The latest ratings from Arbitron proved that LA radio was ready for something mucho grande! Pues, the new bilingual “Latino 96.3” KXOL-FM 96.3 exploded on the radio scene this summer, zooming from a tie at No. 18 to a tie at No. 2 in a matter of weeks.

I guess this success story helps prove that the idea of the “melting pot” is still valid in America and especially here in Southern California. On Latino 96.3, both English and Spanish are woven into a seamless sound texture that reflects the linguistic reality in many Southland communities.

The practice is not new to radio. There have been numerous instances of bilingual patter by personalities before - the long running Chicano-oriented “Sancho Show” on KPFK-FM 90.7 is one example - but as a fulltime commercial radio venture, it is new to Southern California.

“We’re absolutely thrilled!” said KXOL Vice President and General Manager David Haymore about what may well be counted as the fastest ratings ascent of a new format in LA radio history. “It hit a vibe, a nerve. We knew right a way from the calls we received. The listeners responded, adopting it passionately.”

Latino 96.3 prominently features Reggaeton, a genre of Caribbean music that originated almost twenty years ago in Panama and Puerto Rico.

“This station incorporates a mix of Hip Hop in English and Spanish with Reggaeton,” says Haymore. “We saw Reggaeton concerts that immediately sold out, so we saw there was this demand for the music.”

“We launched this station back in May with the strong belief that LA was ready for a bilingual station with emphasis on the youth. The dominant ethnicity of LA youth is Hispanic – 59 percent of 12 to 24 year old males and 56 percent of females 12 to 24 are Hispanic who are (nevertheless) predominantly functioning in the English language world.”

There were none of the common marketing gimmicks often involved with the launch of this new station, such as playing no commercials for the first month.

“Its popularity was driven by word of mouth, with text messaging, email, phone calls, all with an excitement we’ve never seen before,” said Haymore.

As with the launch of “Jack FM” (KCBS-FM 93.1) this year, this move showed some guts on the part of corporate radio station owners. Their examples could lead to more exciting new formats for us in the next year.

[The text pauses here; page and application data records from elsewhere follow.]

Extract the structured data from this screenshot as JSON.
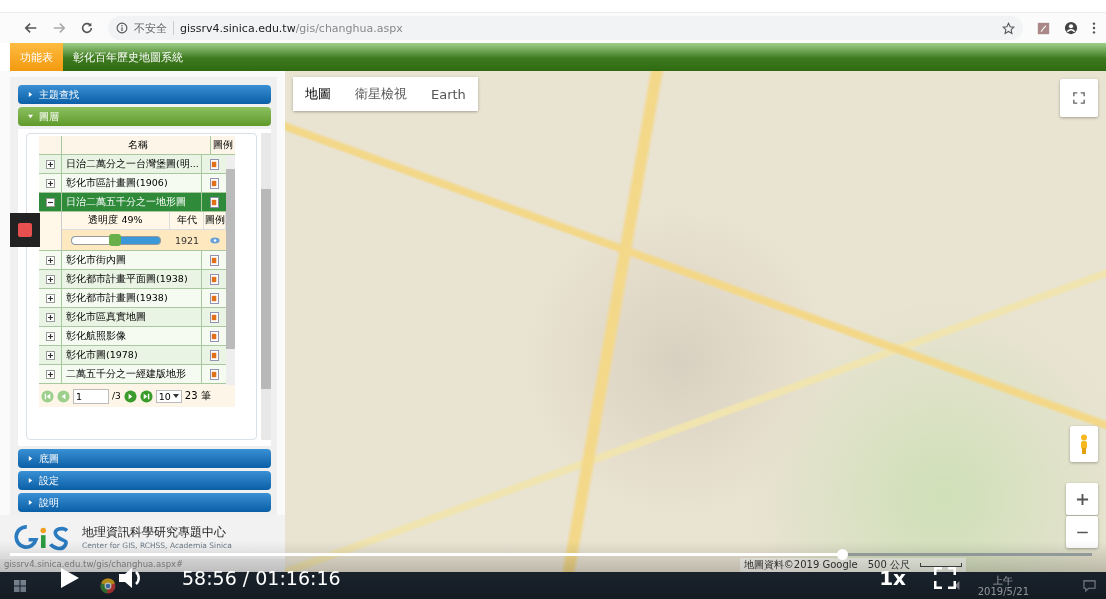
{
  "browser": {
    "security": "不安全",
    "url_host": "gissrv4.sinica.edu.tw",
    "url_path": "/gis/changhua.aspx"
  },
  "app_header": {
    "menu_tab": "功能表",
    "title": "彰化百年歷史地圖系統"
  },
  "sidebar": {
    "sections": [
      {
        "label": "主題查找",
        "expanded": false
      },
      {
        "label": "圖層",
        "expanded": true,
        "layers": {
          "columns": [
            "名稱",
            "圖例"
          ],
          "rows": [
            {
              "name": "日治二萬分之一台灣堡圖(明...",
              "selected": false,
              "expanded": false
            },
            {
              "name": "彰化市區計畫圖(1906)",
              "selected": false,
              "expanded": false
            },
            {
              "name": "日治二萬五千分之一地形圖",
              "selected": true,
              "expanded": true,
              "detail": {
                "opacity_label": "透明度 49%",
                "year_header": "年代",
                "legend_header": "圖例",
                "year": "1921",
                "level": 0.49
              }
            },
            {
              "name": "彰化市街內圖",
              "selected": false,
              "expanded": false
            },
            {
              "name": "彰化都市計畫平面圖(1938)",
              "selected": false,
              "expanded": false
            },
            {
              "name": "彰化都市計畫圖(1938)",
              "selected": false,
              "expanded": false
            },
            {
              "name": "彰化市區真實地圖",
              "selected": false,
              "expanded": false
            },
            {
              "name": "彰化航照影像",
              "selected": false,
              "expanded": false
            },
            {
              "name": "彰化市圖(1978)",
              "selected": false,
              "expanded": false
            },
            {
              "name": "二萬五千分之一經建版地形",
              "selected": false,
              "expanded": false
            }
          ],
          "pager": {
            "page": "1",
            "pages": "/3",
            "page_size": "10",
            "total": "23 筆"
          }
        }
      },
      {
        "label": "底圖",
        "expanded": false
      },
      {
        "label": "設定",
        "expanded": false
      },
      {
        "label": "說明",
        "expanded": false
      }
    ]
  },
  "footer": {
    "logo_title": "地理資訊科學研究專題中心",
    "logo_subtitle": "Center for GIS, RCHSS, Academia Sinica"
  },
  "status_url": "gissrv4.sinica.edu.tw/gis/changhua.aspx#",
  "map": {
    "map_types": [
      {
        "label": "地圖",
        "selected": true
      },
      {
        "label": "衛星檢視",
        "selected": false
      },
      {
        "label": "Earth",
        "selected": false
      }
    ],
    "attribution": "地圖資料©2019 Google",
    "scale": "500 公尺"
  },
  "video": {
    "time": "58:56 / 01:16:16",
    "speed": "1x",
    "level": 0.77
  },
  "taskbar": {
    "clock_top": "上午",
    "clock_date": "2019/5/21"
  }
}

In other ratings news, the top stations among listeners 12+ were No. 1 KIIS-FM 102.7, KXOL tied at No. 2 with Spanish adult contemporary “K-Love” KLVE-FM 107.5. News/talk KFI-AM 640 tied with hip hop KPWR-FM 105.9 “Power 106” at No. 4, followed by alternative/modern rock KROQ-FM 106.7 at No. 6. Regional Mexican stations KLAX-FM 97.9 and KSCA-FM 101.9 scored at No. 7 and 8 respectively with “Jack FM” KCBS-FM 93.1 at No. 9 and soft rock KOST-FM 103.5 rounding out the top 10.

In morning drive, Renan "El Cucuy" Almendarez Coello on KLAX moved up to No, 1, swapping rank with Eddie “PiolĂ­n” Sotelo on KSCA, then talk radio kingpin Bill Handel on KFI again in third place. KROQ’s Kevin and Bean moved from No. 6 to No. 4 and KIIS’ Ryan Seacrest slipped from fourth to fifth place.

In the morning talk radio sweepstakes, KABC-AM 790’s Doug McIntyre gained eight tenths of a point to move into 10th place from 16th with a very respectable 3.0 share of listeners. KRLA-AM 870s Laura Ingraham moved up from 29th place to a tie for 25th and liberal talker Stephanie Miller gained some traction by moving from 47th to 29th place with a gain of eight tenths of a point on KTLK-AM 1150. KLSX’s Howard Stern, still a potent force on the eve of his departure to satellite radio, is in at 7th place while KLOS-FM 95.5 funnymen Mark and Brian inched up to No. 11.

Meanwhile, Jamie White on KYSR-FM 98.7 fared poorly without Danny Bonaduce, dropping half a point from a tie at No. 16 to a tie at No. 23.